Help with getting off my Verizon router and recommendation in purchasing a new one.

hassanchop

Novice Member
Hello Everyone,

I think this forum is the right one to help me. I've had cable and rented a Verizon Fios router from them for a couple of years.

I'm ready to cut the cord with cable. I just bought a new smart TV and plan on just streaming instead on watching cable.

Can anyone recommend a good router to use instead of the Verizon one?
I plan on upping my internet speed with them to the 400mbps.

We have a family of four and at some points have 2 laptops and the TV going along with all of phones connected to the WIFI, and a couple of echos.
The router is placed on the main level in the living room.
The house itself is about 2500 sq feet so not sure if that is a factor. I've never had any issues on the top floor with wifi.

I looked online and there a lot of different sites telling me different routers.
TP-Link Archer C2300
Asus RT-AC86U
TP-Link Archer A20 AC4000
 

mickevh

Distinguished Member
A US based web site called SmallNetBuilder review a lot of SOHO it and does a better job that most of objectively testing them. He also tabulates his test results by various performance metrics. You could do worse than look there. Just bear in mind it is US based if you are outside the USA, so there may be some regional difference with the exact spec. of the gear, though often it's just things like the power supply, language support, Wi-Fi transmit power and channel usage (which differs in some parts of the world,) and a few other basic niceties.

400mbps is a fair amount of WAN-to-LAN routing capacity and whilst a lot of modern SOHO routers can easily sustain than, old ones are not that fast. I doubt the three you cite would struggle, but I'd check SMB's tests just to be sure.

I wouldn't agonise much about whether router X is faster than router Y in any given performance metric if they are all "in the same ballpark" - it's really only worth noting if there's any significant differences. If they are all much of a muchness, then choice is probably more about "bonus" features and things like the number of Wi-Fi streams then can support in each waveband, protocol support, aesthetics and so on.

I'd also be inclined to pay attention as to whether router X can successfully establish a link with your ISP - you might care to check what your ISP requires. (In olden times some even used to prohibit third party routers, they that's gotten less common.)
 
Last edited:

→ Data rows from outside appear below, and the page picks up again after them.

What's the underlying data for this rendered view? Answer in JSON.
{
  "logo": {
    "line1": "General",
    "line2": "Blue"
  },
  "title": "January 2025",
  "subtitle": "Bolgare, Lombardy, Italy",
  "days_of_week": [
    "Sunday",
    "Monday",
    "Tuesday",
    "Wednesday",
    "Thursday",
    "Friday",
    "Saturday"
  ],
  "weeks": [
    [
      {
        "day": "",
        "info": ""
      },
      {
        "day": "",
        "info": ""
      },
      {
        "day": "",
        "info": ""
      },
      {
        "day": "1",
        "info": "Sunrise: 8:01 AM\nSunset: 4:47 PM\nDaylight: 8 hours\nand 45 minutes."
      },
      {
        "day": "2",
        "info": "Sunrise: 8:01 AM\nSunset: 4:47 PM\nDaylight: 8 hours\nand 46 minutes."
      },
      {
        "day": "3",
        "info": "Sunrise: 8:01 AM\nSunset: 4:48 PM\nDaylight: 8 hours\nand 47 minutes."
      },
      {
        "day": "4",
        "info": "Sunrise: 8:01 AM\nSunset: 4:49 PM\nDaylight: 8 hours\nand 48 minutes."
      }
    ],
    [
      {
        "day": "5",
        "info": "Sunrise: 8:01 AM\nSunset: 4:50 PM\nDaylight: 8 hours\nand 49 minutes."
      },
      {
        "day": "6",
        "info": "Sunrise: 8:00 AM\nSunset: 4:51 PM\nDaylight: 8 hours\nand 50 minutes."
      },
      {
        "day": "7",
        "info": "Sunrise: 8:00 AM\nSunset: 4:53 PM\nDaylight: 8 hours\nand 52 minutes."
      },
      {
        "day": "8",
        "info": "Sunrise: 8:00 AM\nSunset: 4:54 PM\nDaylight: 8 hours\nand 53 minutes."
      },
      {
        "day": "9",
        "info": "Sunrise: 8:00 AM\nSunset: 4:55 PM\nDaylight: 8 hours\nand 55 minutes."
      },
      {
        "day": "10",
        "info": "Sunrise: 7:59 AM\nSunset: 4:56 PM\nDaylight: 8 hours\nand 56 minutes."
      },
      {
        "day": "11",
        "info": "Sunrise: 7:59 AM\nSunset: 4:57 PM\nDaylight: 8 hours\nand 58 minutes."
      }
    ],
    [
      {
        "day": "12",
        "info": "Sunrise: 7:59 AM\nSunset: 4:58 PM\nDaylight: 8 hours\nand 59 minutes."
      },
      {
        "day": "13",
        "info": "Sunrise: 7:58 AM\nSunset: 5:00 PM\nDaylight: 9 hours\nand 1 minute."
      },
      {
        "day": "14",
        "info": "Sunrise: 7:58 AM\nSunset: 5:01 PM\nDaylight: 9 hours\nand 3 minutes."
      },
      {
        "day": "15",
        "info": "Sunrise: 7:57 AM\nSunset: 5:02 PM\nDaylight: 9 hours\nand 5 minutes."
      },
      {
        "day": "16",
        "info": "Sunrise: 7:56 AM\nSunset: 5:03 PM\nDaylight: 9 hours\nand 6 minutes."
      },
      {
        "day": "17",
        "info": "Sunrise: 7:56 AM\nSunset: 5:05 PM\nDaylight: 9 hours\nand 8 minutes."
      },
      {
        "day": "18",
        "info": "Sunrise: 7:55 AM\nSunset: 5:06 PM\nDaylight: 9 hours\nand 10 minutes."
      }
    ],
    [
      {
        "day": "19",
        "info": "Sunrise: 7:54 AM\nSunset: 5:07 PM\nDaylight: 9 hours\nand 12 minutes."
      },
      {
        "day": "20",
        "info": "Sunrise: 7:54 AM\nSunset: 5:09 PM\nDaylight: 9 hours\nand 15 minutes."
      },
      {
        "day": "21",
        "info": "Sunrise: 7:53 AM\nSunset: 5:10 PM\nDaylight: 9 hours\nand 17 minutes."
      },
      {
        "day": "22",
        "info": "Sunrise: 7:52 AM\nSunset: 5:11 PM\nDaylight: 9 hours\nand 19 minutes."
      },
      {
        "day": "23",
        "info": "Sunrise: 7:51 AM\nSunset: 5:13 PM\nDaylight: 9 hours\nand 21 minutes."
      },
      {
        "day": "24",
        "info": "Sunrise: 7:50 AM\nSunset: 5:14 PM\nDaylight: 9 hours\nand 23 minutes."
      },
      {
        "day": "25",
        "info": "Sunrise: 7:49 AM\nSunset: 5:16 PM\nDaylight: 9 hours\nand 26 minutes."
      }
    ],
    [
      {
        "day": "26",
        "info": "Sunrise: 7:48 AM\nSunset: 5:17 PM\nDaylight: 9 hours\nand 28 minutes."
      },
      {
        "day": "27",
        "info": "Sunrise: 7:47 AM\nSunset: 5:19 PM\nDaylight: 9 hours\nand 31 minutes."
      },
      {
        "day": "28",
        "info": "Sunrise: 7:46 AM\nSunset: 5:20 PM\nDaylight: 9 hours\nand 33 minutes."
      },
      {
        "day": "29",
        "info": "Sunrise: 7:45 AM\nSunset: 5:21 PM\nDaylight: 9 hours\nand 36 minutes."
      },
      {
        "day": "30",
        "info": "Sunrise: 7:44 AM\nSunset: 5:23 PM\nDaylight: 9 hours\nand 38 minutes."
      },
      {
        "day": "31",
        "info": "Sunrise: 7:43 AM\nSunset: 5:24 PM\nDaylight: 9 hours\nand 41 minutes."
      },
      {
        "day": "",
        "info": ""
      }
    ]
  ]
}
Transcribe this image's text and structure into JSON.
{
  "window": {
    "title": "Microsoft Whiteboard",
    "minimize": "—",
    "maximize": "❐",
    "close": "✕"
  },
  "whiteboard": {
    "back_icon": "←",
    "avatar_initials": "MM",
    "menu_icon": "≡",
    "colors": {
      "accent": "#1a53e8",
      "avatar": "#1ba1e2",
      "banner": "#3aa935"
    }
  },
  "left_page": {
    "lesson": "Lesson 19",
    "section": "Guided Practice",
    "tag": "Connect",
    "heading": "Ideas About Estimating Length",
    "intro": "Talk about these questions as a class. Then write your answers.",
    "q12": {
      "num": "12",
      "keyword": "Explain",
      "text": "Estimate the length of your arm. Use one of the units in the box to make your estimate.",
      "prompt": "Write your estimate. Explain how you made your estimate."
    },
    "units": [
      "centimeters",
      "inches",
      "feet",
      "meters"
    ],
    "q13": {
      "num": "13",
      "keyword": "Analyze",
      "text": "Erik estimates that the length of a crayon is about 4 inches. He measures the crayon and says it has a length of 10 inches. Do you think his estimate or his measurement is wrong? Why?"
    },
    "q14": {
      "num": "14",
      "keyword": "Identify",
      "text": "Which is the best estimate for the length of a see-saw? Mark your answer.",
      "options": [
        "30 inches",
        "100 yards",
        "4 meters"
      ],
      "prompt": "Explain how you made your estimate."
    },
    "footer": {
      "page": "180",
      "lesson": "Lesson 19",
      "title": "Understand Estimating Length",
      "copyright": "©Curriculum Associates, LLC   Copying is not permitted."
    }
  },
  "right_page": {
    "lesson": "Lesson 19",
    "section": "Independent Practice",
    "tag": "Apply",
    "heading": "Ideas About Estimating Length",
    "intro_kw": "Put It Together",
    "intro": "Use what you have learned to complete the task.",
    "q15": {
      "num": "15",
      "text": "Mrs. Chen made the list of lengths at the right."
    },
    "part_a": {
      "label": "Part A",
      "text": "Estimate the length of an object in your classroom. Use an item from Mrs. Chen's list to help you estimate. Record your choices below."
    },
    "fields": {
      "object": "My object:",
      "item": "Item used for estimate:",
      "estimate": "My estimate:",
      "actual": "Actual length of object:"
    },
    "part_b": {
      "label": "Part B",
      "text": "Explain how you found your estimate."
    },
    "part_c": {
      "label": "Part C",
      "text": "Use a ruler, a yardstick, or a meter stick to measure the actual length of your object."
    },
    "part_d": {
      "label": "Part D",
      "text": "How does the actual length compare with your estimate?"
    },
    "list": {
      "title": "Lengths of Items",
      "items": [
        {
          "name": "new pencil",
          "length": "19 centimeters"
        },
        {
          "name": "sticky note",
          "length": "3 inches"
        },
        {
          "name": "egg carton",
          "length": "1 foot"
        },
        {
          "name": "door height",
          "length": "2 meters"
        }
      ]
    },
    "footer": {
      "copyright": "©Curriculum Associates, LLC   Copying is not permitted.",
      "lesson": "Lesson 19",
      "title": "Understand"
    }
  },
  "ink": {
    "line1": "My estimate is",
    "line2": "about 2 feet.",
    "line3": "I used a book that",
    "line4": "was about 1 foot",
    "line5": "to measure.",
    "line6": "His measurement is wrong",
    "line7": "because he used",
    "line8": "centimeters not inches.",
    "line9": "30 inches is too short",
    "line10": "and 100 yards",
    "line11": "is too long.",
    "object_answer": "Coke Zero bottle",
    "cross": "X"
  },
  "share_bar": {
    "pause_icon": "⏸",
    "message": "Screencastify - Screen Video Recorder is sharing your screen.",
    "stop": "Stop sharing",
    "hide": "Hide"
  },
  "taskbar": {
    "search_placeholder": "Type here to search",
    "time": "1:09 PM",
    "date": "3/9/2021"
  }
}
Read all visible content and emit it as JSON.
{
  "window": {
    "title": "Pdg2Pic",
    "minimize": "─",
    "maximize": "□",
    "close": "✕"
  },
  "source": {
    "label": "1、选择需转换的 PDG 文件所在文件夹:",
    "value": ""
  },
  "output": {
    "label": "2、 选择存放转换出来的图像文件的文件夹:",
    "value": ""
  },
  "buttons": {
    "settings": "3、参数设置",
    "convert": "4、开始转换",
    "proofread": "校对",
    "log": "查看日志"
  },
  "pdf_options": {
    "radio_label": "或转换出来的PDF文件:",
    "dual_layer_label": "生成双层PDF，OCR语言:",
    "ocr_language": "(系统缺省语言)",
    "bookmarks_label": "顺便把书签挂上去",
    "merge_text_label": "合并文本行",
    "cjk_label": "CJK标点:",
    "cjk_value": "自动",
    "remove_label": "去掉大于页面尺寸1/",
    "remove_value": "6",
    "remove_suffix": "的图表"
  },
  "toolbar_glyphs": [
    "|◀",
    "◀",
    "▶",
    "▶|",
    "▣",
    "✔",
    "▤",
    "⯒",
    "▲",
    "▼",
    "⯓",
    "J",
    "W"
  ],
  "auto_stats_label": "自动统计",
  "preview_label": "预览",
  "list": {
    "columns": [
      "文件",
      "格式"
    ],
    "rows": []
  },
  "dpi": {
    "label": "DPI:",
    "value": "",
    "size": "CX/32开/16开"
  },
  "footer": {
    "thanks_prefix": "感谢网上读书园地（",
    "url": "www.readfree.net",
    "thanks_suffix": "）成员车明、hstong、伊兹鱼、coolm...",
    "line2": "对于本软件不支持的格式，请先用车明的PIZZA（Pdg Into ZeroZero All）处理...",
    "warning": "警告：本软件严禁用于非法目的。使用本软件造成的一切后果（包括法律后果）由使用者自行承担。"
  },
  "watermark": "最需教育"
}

The latest video from AVForums

The Best Movies and TV Shows Coming to Netflix in November 2020: Tom's Thumbs.
Top Bottom